RAB meetings are supposed to be venues for two-way communication between the military and community representatives. This one, however, like the meeting on Whidbey last year, was a presentation rather than a conversation, with both community and public comment curtailed by an artificially compressed timeframe. The facilitator treated comments from both community RAB members and the public abruptly and dismissively. An unnecessarily large number of Airforce personnel in dress uniform was interspersed with the public. In short, the atmosphere of mistrust between the Airforce and the public was even more palpable than between the Navy and the public in the RAB meeting at NAS Whidbey.

The DoD team was indeed there, and we had a chance to talk. They saw what I saw, and will be taking that message back to DC. They recognize that the communication that is happening now will be wholly inadequate as the scope of the problem balloons under the new EPA MCLs.


Well, the Army makes the Airforce look good. The main Army base in Washington State is JBLM, Joint Base Lewis-McChord, comprised of the Airforce’s McChord Field and the Army’s Fort Lewis. This vast base has a total population of 210,000, making it the fourth largest military installation in the world. Firefighting foam used at the base has contaminated groundwater which supplies the cities of Dupont and Lakewood, as well as many smaller water systems and private wells. JBLM also runs the Yakima Training Center, where firefighting activities have contaminated wells in East Selah.

The Army’s response has been woefully inadequate, while the communication style has bordered on hostile. State agencies have stepped up to pressure the Army to do more in East Selah. Under threat of an enforcement order from the Department of Ecology, the Army is now installing whole house filtration systems in homes on private wells. Under new county commissioners, the Yakima Health District has finally stepped up to take some responsibility for Group B water systems serving up to 15 connections, and the state Department of Health has offered free livestock testing.

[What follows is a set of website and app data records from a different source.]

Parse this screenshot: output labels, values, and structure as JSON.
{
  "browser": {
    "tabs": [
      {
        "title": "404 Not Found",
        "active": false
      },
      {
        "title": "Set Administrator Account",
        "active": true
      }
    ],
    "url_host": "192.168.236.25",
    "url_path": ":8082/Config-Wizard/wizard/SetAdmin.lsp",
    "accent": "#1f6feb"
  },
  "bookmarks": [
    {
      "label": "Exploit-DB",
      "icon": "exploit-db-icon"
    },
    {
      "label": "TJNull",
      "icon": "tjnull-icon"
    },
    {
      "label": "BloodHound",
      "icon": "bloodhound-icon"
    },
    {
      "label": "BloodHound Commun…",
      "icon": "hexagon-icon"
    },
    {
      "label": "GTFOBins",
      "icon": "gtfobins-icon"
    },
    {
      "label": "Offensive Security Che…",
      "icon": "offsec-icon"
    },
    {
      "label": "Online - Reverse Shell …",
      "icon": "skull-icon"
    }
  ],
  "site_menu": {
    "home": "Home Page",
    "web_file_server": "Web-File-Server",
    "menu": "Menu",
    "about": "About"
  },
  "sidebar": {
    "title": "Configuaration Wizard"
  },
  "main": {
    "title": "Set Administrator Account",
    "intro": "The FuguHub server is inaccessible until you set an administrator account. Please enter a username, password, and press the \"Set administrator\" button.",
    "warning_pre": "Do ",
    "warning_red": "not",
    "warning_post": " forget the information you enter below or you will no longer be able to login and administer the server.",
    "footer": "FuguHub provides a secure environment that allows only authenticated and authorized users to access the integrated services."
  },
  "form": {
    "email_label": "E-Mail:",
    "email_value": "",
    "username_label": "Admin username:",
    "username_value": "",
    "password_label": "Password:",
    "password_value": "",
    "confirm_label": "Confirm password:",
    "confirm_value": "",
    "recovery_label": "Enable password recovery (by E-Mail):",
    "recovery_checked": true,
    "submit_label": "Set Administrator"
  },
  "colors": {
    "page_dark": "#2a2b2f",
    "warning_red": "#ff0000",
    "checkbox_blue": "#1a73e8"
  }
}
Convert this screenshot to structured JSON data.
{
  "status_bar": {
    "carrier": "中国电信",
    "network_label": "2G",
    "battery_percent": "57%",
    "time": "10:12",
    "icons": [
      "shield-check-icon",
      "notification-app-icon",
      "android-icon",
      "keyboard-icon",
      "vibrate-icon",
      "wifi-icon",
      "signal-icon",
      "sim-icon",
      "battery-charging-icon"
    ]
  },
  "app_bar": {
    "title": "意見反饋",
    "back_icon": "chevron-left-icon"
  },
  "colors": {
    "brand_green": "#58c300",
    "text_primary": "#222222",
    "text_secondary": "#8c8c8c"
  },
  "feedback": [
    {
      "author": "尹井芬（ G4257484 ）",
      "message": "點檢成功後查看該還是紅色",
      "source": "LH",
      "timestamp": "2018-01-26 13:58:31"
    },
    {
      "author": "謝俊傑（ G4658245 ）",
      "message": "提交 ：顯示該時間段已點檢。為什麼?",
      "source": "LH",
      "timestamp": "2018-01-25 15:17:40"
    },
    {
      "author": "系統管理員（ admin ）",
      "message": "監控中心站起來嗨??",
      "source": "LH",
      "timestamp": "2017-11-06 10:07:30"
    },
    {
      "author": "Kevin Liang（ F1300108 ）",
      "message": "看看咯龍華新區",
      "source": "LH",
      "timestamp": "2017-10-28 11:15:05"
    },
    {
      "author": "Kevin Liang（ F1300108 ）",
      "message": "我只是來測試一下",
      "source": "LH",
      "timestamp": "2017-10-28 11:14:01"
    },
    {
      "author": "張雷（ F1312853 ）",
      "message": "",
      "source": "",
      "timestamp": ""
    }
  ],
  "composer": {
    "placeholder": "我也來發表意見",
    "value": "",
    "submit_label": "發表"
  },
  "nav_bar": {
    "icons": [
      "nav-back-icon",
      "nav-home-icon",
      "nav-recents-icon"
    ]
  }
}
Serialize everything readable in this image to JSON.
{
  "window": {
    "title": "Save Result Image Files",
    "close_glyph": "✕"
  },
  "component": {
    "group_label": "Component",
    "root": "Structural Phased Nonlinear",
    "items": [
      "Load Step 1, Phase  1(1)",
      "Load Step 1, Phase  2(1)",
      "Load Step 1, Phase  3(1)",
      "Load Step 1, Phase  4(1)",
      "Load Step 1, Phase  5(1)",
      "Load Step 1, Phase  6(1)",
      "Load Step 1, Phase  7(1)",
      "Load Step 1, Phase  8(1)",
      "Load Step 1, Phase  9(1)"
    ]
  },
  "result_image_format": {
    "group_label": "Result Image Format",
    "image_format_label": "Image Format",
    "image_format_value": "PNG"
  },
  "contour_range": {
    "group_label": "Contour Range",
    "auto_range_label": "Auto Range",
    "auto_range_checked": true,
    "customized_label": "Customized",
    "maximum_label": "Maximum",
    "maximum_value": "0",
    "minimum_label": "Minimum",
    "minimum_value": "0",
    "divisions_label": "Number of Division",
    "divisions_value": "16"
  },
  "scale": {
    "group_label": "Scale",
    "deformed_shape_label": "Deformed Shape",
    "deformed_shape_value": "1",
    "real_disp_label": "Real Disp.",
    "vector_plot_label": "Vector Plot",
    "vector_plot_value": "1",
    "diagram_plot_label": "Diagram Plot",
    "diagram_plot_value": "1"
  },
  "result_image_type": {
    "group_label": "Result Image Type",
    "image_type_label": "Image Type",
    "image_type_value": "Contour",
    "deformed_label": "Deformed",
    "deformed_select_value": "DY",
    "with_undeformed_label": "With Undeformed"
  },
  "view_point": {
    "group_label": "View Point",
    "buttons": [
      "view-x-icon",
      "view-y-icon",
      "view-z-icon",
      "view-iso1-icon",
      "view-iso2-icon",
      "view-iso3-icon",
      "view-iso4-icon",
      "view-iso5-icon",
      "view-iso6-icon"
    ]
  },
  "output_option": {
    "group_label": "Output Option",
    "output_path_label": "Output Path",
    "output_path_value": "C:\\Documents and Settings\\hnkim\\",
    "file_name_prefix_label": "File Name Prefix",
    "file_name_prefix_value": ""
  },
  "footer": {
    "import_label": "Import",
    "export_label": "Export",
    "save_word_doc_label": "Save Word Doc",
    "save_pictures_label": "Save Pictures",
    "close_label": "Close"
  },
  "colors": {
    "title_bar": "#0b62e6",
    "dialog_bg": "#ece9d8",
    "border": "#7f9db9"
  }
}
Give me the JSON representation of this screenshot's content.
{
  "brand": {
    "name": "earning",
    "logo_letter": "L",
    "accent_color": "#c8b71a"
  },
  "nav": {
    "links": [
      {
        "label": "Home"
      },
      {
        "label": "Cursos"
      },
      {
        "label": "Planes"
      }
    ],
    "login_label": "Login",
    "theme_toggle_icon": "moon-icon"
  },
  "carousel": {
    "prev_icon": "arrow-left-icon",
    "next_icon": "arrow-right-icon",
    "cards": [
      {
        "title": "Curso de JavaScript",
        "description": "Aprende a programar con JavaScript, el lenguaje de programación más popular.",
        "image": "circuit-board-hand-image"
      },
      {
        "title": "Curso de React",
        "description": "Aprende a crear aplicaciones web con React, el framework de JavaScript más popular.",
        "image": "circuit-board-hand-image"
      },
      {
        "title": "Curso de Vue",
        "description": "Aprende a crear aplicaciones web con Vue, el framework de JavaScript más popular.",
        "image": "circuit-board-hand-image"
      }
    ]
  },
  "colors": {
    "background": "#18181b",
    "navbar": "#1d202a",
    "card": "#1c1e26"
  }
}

The Army has so far refused to establish a RAB at either Yakima Training Center or JBLM. This may be a consequence of the joint nature of JBLM, with finger-pointing between the Army and Airforce. The DoD team is aware of the gap and is working on it.

What next?

It’s taken relentless pressure from community groups and agency staff to achieve the results seen so far. Issues still exist, but I’m hopeful that the new regulatory limits and a focus on improved communication will bring safe drinking water to those affected by PFAS contamination from military installations, whether they’re on a large water system or a private well.

Despite all the problems, these folks are better off than those whose PFAS contamination comes from a civilian source. We’ll dive into that in the next post.

Thanks, as always, for reading or listening. Please share this post with anyone you feel might enjoy it.